Having named vibraphonist Joe Locke and his band’s recording of Make Me Feel Like It’s Raining (from Subtle Disguise) as my ubiquitous track of the pandemic, I see – or hear – other performances anew. It’s often a comic experience.
Beside Locke’s tribute to Bobby Hutcherson, Tubby Hayes’s galloping tenor sax on Mini-Minor, as recorded at Ronnie Scott’s, Gerrard Street, in 1965, reminds me of someone repeatedly knocking at a door signed “No Entry”: the longer he is barred, the more furious – and tedious – become his attempts to get in, while less frenetic colleagues are stepping on the “Welcome” mat and gaining entrance at an ever-open door around the corner.
For 10 years after that recording, I could just about stand the unabated chorus-chasing, which never shared the spiritual uplift that accompanied Coltrane’s. After that, it just sounded like someone showing off, the musical equivalent of riding a bike with arms folded.
Such sense of non-admittance perhaps occurred to Miles Davis when comparing his playing with that of Dizzy Gillespie with Charlie Parker, but his solution was to tiptoe away. Davis could never compete with Dizzy as an air-splitting technician and in any case was unsuited in temperament to that music. How Davis must have listened with envy to Clifford Brown and his ilk. They combined dexterity with grace, sort of warm and cool.
Brown’s loss to jazz was incalculable. I still see Hayes, despite the foregoing, as unfairly representative of embattlement and the idea that British players could match the Americans if only the taste-makers would take heed. The Americans knew better: they understood Hayes’s worth, but that couldn’t make the 1965 Mini-Minor major-major.
Chuck Berry’s sentiments have resonance here:
I’ve got no kick against modern jazz
Unless they try to play it too darn fast
And lose the beauty of the melody
Until they sound just like a symphony

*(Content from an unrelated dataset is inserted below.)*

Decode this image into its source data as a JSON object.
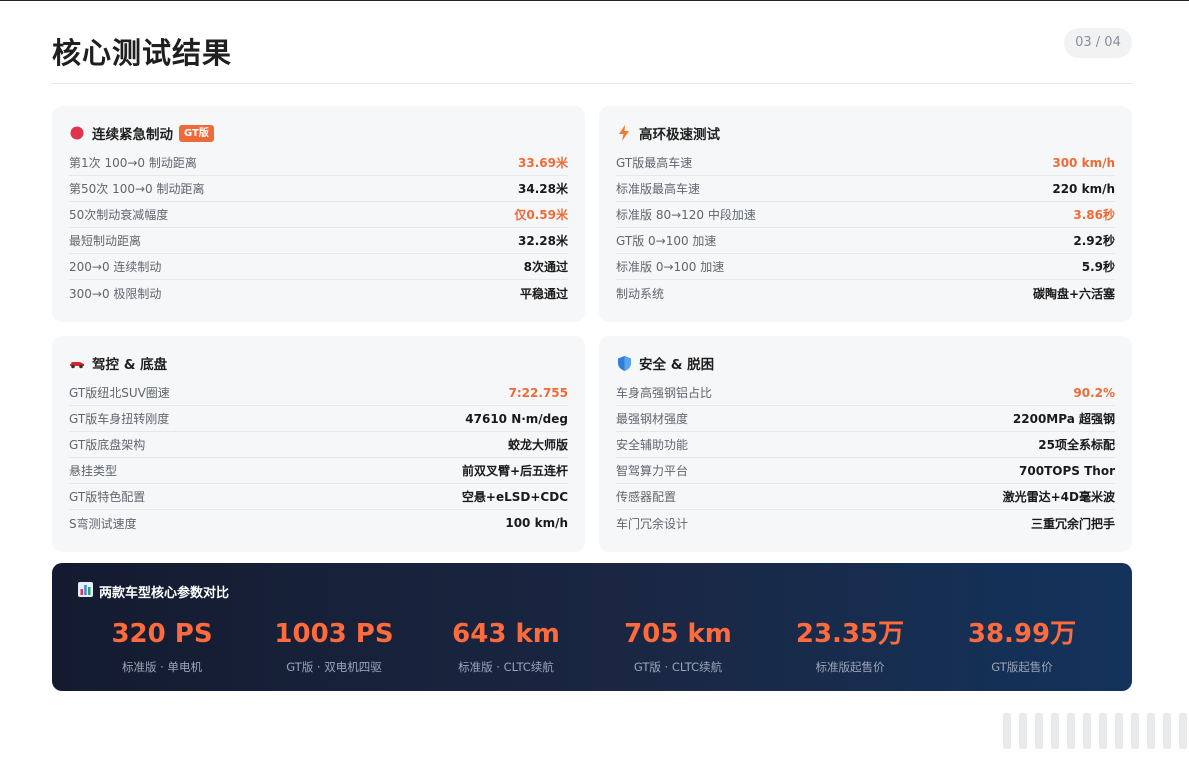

On Mini-Minor, Hayes plays too darn fast. But that last line is an example of what Kingsley Amis called “lyric exhaustion”, the rhymester driven into a blind alley. “Until they sound just like a symphony”? What does that mean? Does Hayes’s relentless splattering of notes as though he’s in charge of a Maxim gun rather than a musical instrument amount to anything symphonic? Not to this listener. It amounts, rather, to excess, a condition with which Hayes was only too familiar. After the first performance of Die Entführung Aus Dem Serail, Emperor Joseph II is supposed to have told the composer: “Too many notes, dear Mozart, too many notes.” To which the wunderkind is said to have replied: “There are only as many notes as I require; no more and no less.” Quite.

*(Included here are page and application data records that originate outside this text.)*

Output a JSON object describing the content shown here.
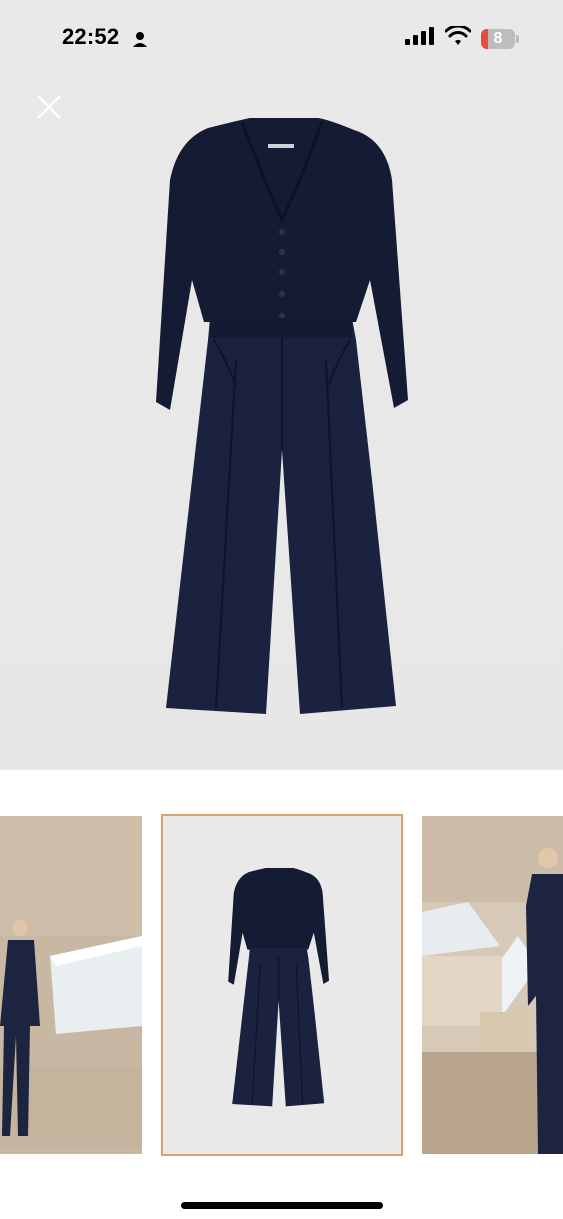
{
  "status_bar": {
    "time": "22:52",
    "battery_level": "8",
    "icons": [
      "person-icon",
      "cellular-signal-icon",
      "wifi-icon",
      "battery-icon"
    ]
  },
  "viewer": {
    "close_icon": "close-icon"
  },
  "thumbnails": {
    "items": [
      {
        "name": "lifestyle-photo-1",
        "selected": false
      },
      {
        "name": "product-flatlay-photo",
        "selected": true
      },
      {
        "name": "lifestyle-photo-2",
        "selected": false
      }
    ],
    "selected_border_color": "#d7a36c"
  },
  "colors": {
    "garment_navy": "#151b33",
    "background_grey": "#e9e9e9"
  }
}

It’s tempting to ascribe manic note-spinning to testosterone but there are plenty of note-spinning female performers. [Check female bedroom rock-guitar players on YouTube – Ed]. This doesn’t mean though that there isn’t a difference between men and women performers. The raw aggression of some jazz is uncommon among performances by women, but also the numbers differ. A random survey of 180 jazz CDs in reach as I write this column includes barely 20 female headliners. Their appearance in compilations or chart lists include Memphis Minnie and Bessie Smith, standing their ground among 15 blues singers of the Mississippi Delta, as well as the Brown Skin Girls ranged anonymously in Clarence Lofton’s imagination as he salivates at the piano:
Got a gang of brownskin womens (sic), bunch of high yellows too
I got so many brownskins, I don’t know what to do
One for every day of the week, no less, and none with a name.
Mention of Gillespie reminds me that I now admire Roy Eldridge more. Which in turn reminds me that an Eldridge LP was the last I borrowed from the US Embassy library in London. You could take your pick from a list and the record would arrive in a brick-red, LP-shaped box constructed from an amalgam hitherto and henceforth rare in materials science. It had khaki-coloured cloth straps.
They were days of American cultural largesse. Borrowers paid nothing, not even postage; and, as I used to discover, they could extend the hire period from the regulation two weeks to supernumerary six months without remonstration from the Ambassador. Not that I did more than once.
Every LP was of Stateside manufacture, meaning that the cover was made from stout cardboard and the liner notes were by Leonard Feather. It was the rental scheme that first introduced me to Lu Watters’s Yerba Buena Jazz Band. To remind myself of Watters now I’d have to browse another website, run by the University of Stanford libraries and called “The San Francisco Traditional Jazz Foundation Collection”.
And there was I thinking that “traditional jazz” was a UK label used to describe how music powered by a metronomic banjo had something to do with an American renaissance in which an ex-trumpeter starting out with no teeth was prominent – and hit as few notes as possible to some purpose.